    • 15. People are wary of things that sound too good to be true. If there is no reasonable explanation of how things work, then they doubt its validity. Trust is not given easily. Even if things are advertised as “Free”, people know they often come with strings attached. TRUST ISSUES
    • 16. Ethel plays Block’d on her phone. She keeps her phone on her at all times in this satchel. Despite daily worries, people still find time to de-stress. Chamas (Kenya’s form of informal saving groups) have turned a financial savings tool into a small pleasure by building in the joy of being rewarded when getting a lump sum. People play games on their phone, socialize and exchange tips on Facebook, and enter contests via SMS. SMALL PLEASURES
    • 17. SOURCES OF SUPPORT People take help where they can get it. Few sources of support span both functional and emotional needs. Chamas have alone bridged the gap, emulating the emotional support of family while providing more reliable access to finances similar to a lender or bank.
    • 18. CREATING AND PROTOTYPING SOLUTIONS
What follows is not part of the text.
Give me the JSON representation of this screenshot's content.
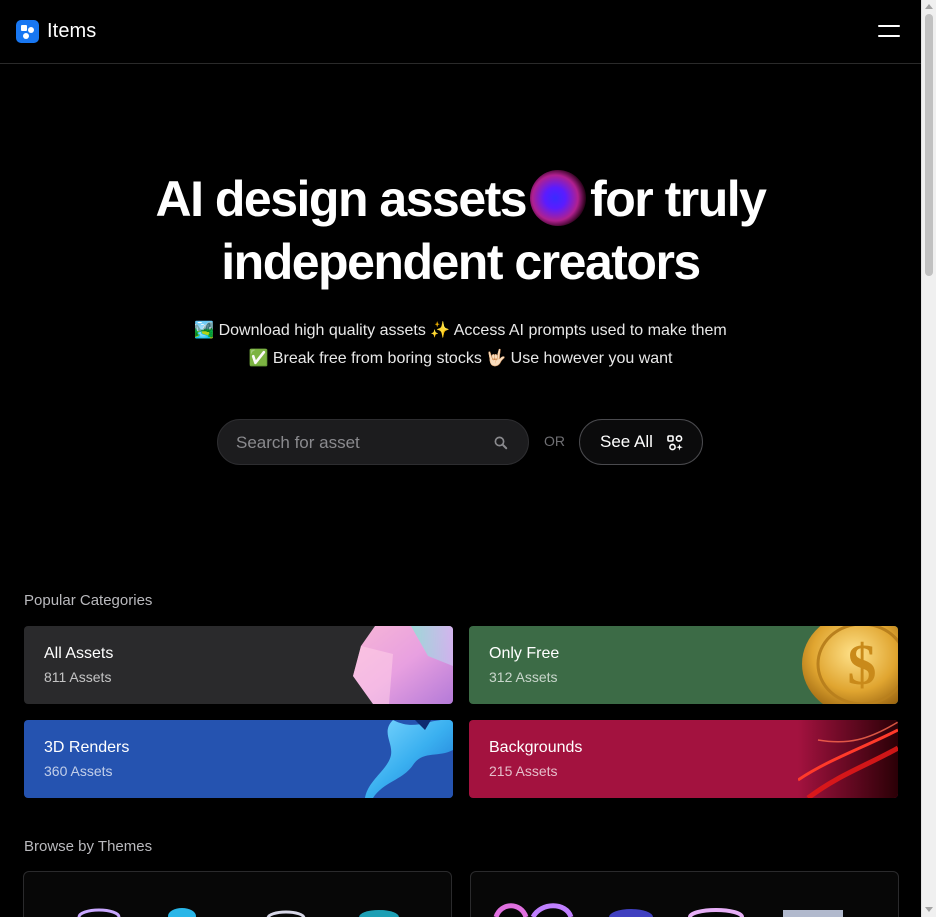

    • 19. BUILDING THE HOLISTIC CUSTOMER EXPERIENCE We mapped out the journey the customer goes through to sign up for and use microinsurance with MicroEnsure. Keeping their journey in mind helped us think about solutions holistically. Understanding the context of the journey makes sure we’re conveying the right message at the right time in a way that makes sense to people.
    • 20. THE IDEAL EXPERIENCE The ideal experience actively engages people with their insurance membership. We identified three content streams that must work in concert with one another to demonstrate relevance and provide meaning for customers.
    • 21. We used a cardboard phone to test 4 different concepts. They ranged from a combined analog/digital game, to quiz based games to choose your own adventure stories. Our aim was to provide a small pleasure for people while delivering educational value and information about insurance. GAME
    • 22. ADVICE People are hungry for education and advice for themselves and to share with others. We tested benefits like annual check-ups, business advice and love tips. Many of the tips delivered via phone today are too broad to be relevant to individuals.
    • 23. People have inconsistent incomes and in turn pay for and consume things in small amounts. We tested a few different payment models for the insurance offering including monthly, per text and bundling with an airtime card. We found that people prefer daily payment methods that they can control, like texting. PRODUCT This is a prototype of a card worth 100 KSH ($1.14 USD) of airtime and with 20 KSH ($.23 USD) insurance premium towards education insurance.
    • 24. NEXT STEPS
    • 25. We are currently building a working prototype in order to pilot the game and conduct in-field testing. We are working with Leti Arts, an interactive media studio based in Nairobi. PILOTING
    • 26. FORMALIZING THE LEARNING
    • 27. Part of the outcome of our work together was to provide MicroEnsure with tools to help align and inspire their growing team. We developed tools to help formalize and build upon what MicroEnsure knows about their members in order to inspire current employees and on-board new team members. ENGAGING THE TEAM AT MICROENSURE
    • 28. DESIGN CRITERIA One of the tools we developed was Design Criteria. The Design Criteria serves as a filter for the MicroEnsure team as they create new insurance products and assess existing ones.
    • 29. We identified and articulated tactical design guidelines to help ensure that product offerings and communication are executed in a way that resonates with people. DESIGN GUIDELINES
    • 30. CORE TEAM
    • 31. Jenny (Continuum) Caitlin (Continuum) Carin (Continuum) Samuel (Field Coordinator) Chris (Translator) Not shown: • Peter (MicroEnsure) • Mario (MicroEnsure) • Claudia (CGAP) • Carol (Independent) • Mavuto (independent) • Mark (iHub) • Abby (iHub) • Wesley (Leti Arts)
    • 32. Advancing financial inclusion to improve the lives of the poor www.cgap.org